Subcategory: Physics (not Nanoscience)
Room: Exhibit Hall A
Marisa Romanelli - Boston College
Co-Author(s): Prof. Vanessa Sih, University of Michigan; Spencer Batalden, University of Michigan
The field of spintronics envisions a future in which information can be encoded in the spins of electrons, creating a new generation of spin-based electronic devices that could revolutionize technology. However, before this future can become a reality, much still has to be understood about the behavior of spins in materials. One promising material for spintronics experiments is tungsten diselenide (WSe2), as previous measurements of optically excited spin polarization in WSe2 show that it has a long spin lifetime of 60 to 80 ns. However, time-resolved measurements only tell part of the story of spin polarization in WSe2; as the samples used to obtain this data are inhomogeneous, the behavior of the spins may also vary with position. Spatially-resolved measurements are therefore necessary to fully understand spin polarization in this material. Taking these measurements is in and of itself a challenge, since the piezoelectric stages used to move the sample often move inconsistently between different measurements. For this reason, I worked to find the parameters that made the stages’ motion the most repeatable, in order to make it possible to take consistent spatial scans of WSe2. Specifically, I measured how the distance moved by the stages per step of the piezoelectric motors varied with applied AC voltage. I repeated these measurements three times for each voltage tested and found the percent error in the distance traveled to get a value for the repeatability of the motion. Measurements were also taken at four different temperatures: 10 K, 30 K, 50 K, and room temperature. As a result, I was able to determine the voltages that made the stages? behavior the most repeatable at each temperature, and the corresponding distance traveled per step. As expected, the distance traveled increased with both temperature and voltage. More surprisingly, it also depended on the direction of the motion; the X stage moved faster than the Y stage, most likely because it is stacked on top of the Y stage, and forward motion was consistently faster than backward. Future work could use this information about the stages’ behavior to take repeatable spatially-resolved scans of spin polarization in WSe2 or other materials. The consistency of the stages’ motion could also be further improved by testing how it varies with the frequency of the applied voltage.  Song, Xinlin et al. ?Long-Lived Hole Spin/Valley Polarization Probed by Kerr Rotation in Monolayer WSe2.? Nano Lett. 2016 16 8 5010-5014.
Funder Acknowledgement(s): This project was supported by an NSF grant to Prof.

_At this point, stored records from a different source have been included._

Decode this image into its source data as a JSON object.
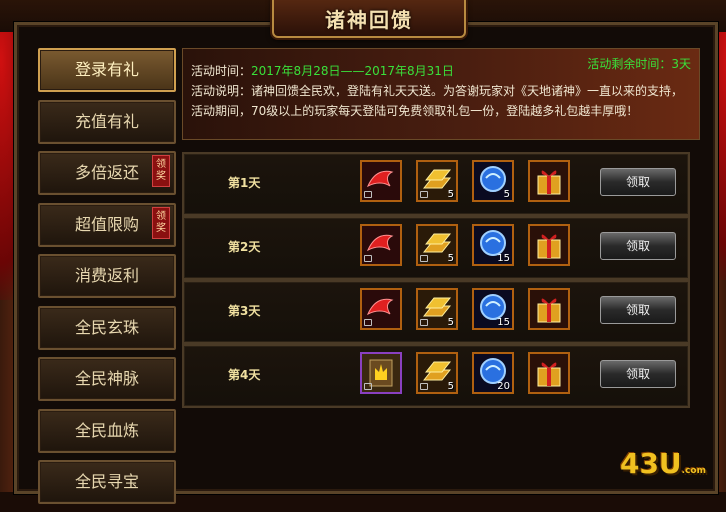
{
  "window": {
    "title": "诸神回馈"
  },
  "sidebar": {
    "items": [
      {
        "label": "登录有礼",
        "active": true
      },
      {
        "label": "充值有礼"
      },
      {
        "label": "多倍返还",
        "badge": "领奖"
      },
      {
        "label": "超值限购",
        "badge": "领奖"
      },
      {
        "label": "消费返利"
      },
      {
        "label": "全民玄珠"
      },
      {
        "label": "全民神脉"
      },
      {
        "label": "全民血炼"
      },
      {
        "label": "全民寻宝"
      }
    ]
  },
  "info": {
    "time_label": "活动时间：",
    "time_value": "2017年8月28日——2017年8月31日",
    "remain": "活动剩余时间：3天",
    "desc": "活动说明：诸神回馈全民欢，登陆有礼天天送。为答谢玩家对《天地诸神》一直以来的支持，活动期间，70级以上的玩家每天登陆可免费领取礼包一份，登陆越多礼包越丰厚哦！"
  },
  "rewards": [
    {
      "day": "第1天",
      "items": [
        {
          "icon": "red-ribbon-icon",
          "count": ""
        },
        {
          "icon": "gold-bars-icon",
          "count": "5"
        },
        {
          "icon": "blue-orb-icon",
          "count": "5"
        },
        {
          "icon": "gift-box-icon",
          "count": ""
        }
      ],
      "button": "领取"
    },
    {
      "day": "第2天",
      "items": [
        {
          "icon": "red-ribbon-icon",
          "count": ""
        },
        {
          "icon": "gold-bars-icon",
          "count": "5"
        },
        {
          "icon": "blue-orb-icon",
          "count": "15"
        },
        {
          "icon": "gift-box-icon",
          "count": ""
        }
      ],
      "button": "领取"
    },
    {
      "day": "第3天",
      "items": [
        {
          "icon": "red-ribbon-icon",
          "count": ""
        },
        {
          "icon": "gold-bars-icon",
          "count": "5"
        },
        {
          "icon": "blue-orb-icon",
          "count": "15"
        },
        {
          "icon": "gift-box-icon",
          "count": ""
        }
      ],
      "button": "领取"
    },
    {
      "day": "第4天",
      "items": [
        {
          "icon": "golden-scroll-icon",
          "count": ""
        },
        {
          "icon": "gold-bars-icon",
          "count": "5"
        },
        {
          "icon": "blue-orb-icon",
          "count": "20"
        },
        {
          "icon": "gift-box-icon",
          "count": ""
        }
      ],
      "button": "领取"
    }
  ],
  "logo": {
    "text": "43U",
    "sub": ".com"
  },
  "colors": {
    "accent_green": "#3ae03a",
    "frame": "#5a4428",
    "item_border": "#b06010"
  }
}
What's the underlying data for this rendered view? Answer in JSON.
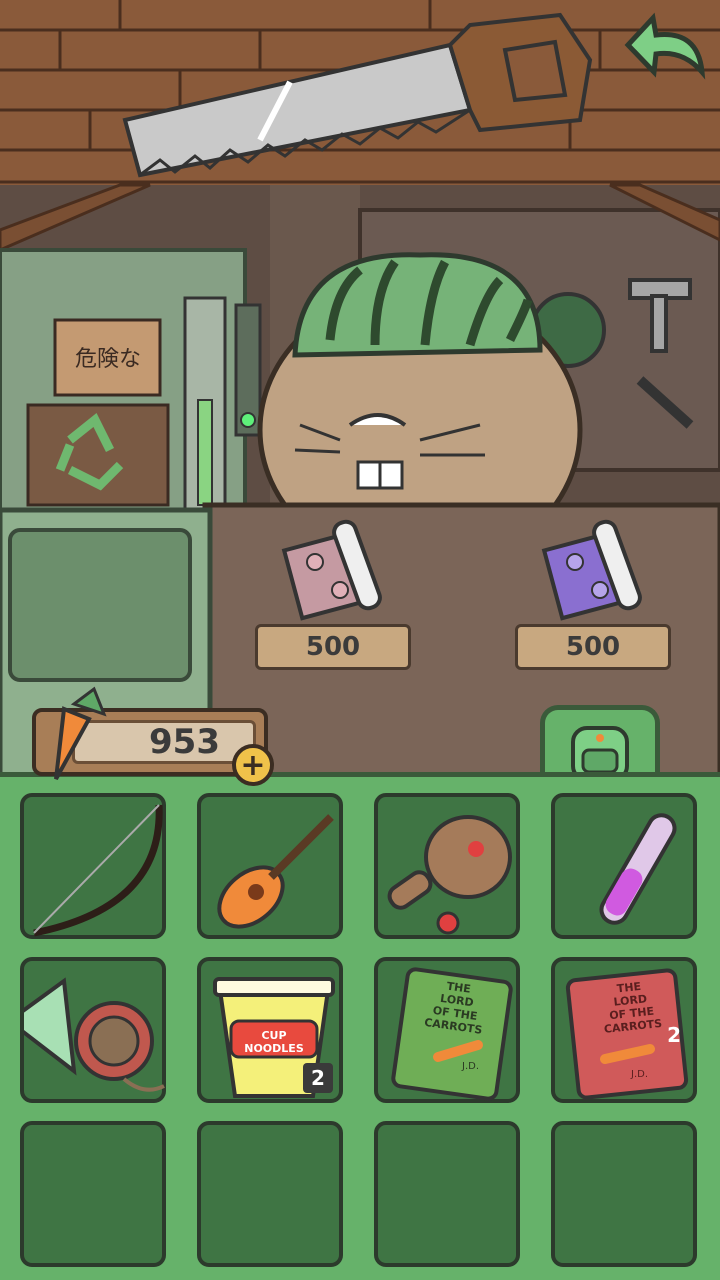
{
  "shop": {
    "items": [
      {
        "name": "sakura-cloth-pink",
        "price": "500"
      },
      {
        "name": "sakura-cloth-purple",
        "price": "500"
      }
    ]
  },
  "wall_sign": {
    "text": "危険な"
  },
  "currency": {
    "carrots": "953",
    "add_label": "+"
  },
  "inventory": {
    "slots": [
      {
        "item": "bow-icon",
        "count": ""
      },
      {
        "item": "carrot-guitar-icon",
        "count": ""
      },
      {
        "item": "wooden-paddle-ball-icon",
        "count": ""
      },
      {
        "item": "potion-vial-icon",
        "count": ""
      },
      {
        "item": "yarn-hat-icon",
        "count": ""
      },
      {
        "item": "cup-noodles-icon",
        "count": "2"
      },
      {
        "item": "lord-of-the-carrots-green-book-icon",
        "count": ""
      },
      {
        "item": "lord-of-the-carrots-red-book-icon",
        "count": "2"
      },
      {
        "item": "empty",
        "count": ""
      },
      {
        "item": "empty",
        "count": ""
      },
      {
        "item": "empty",
        "count": ""
      },
      {
        "item": "empty",
        "count": ""
      }
    ]
  },
  "labels": {
    "noodle_cup": "CUP NOODLES",
    "book_title_line1": "THE",
    "book_title_line2": "LORD",
    "book_title_line3": "OF THE",
    "book_title_line4": "CARROTS",
    "book_author": "J.D."
  },
  "colors": {
    "inventory_bg": "#66b26a",
    "slot_bg": "#3f7544",
    "accent_carrot": "#f08a3a"
  }
}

Myron Campbell at the University of Michigan.
Faculty Advisor: Prof. Vanessa Sih, University of Michigan, firstname.lastname@example.org
Role: I was responsible for optimizing the repeatability of the motion of the piezoelectric stages that would be used to take spatially-resolved measurements.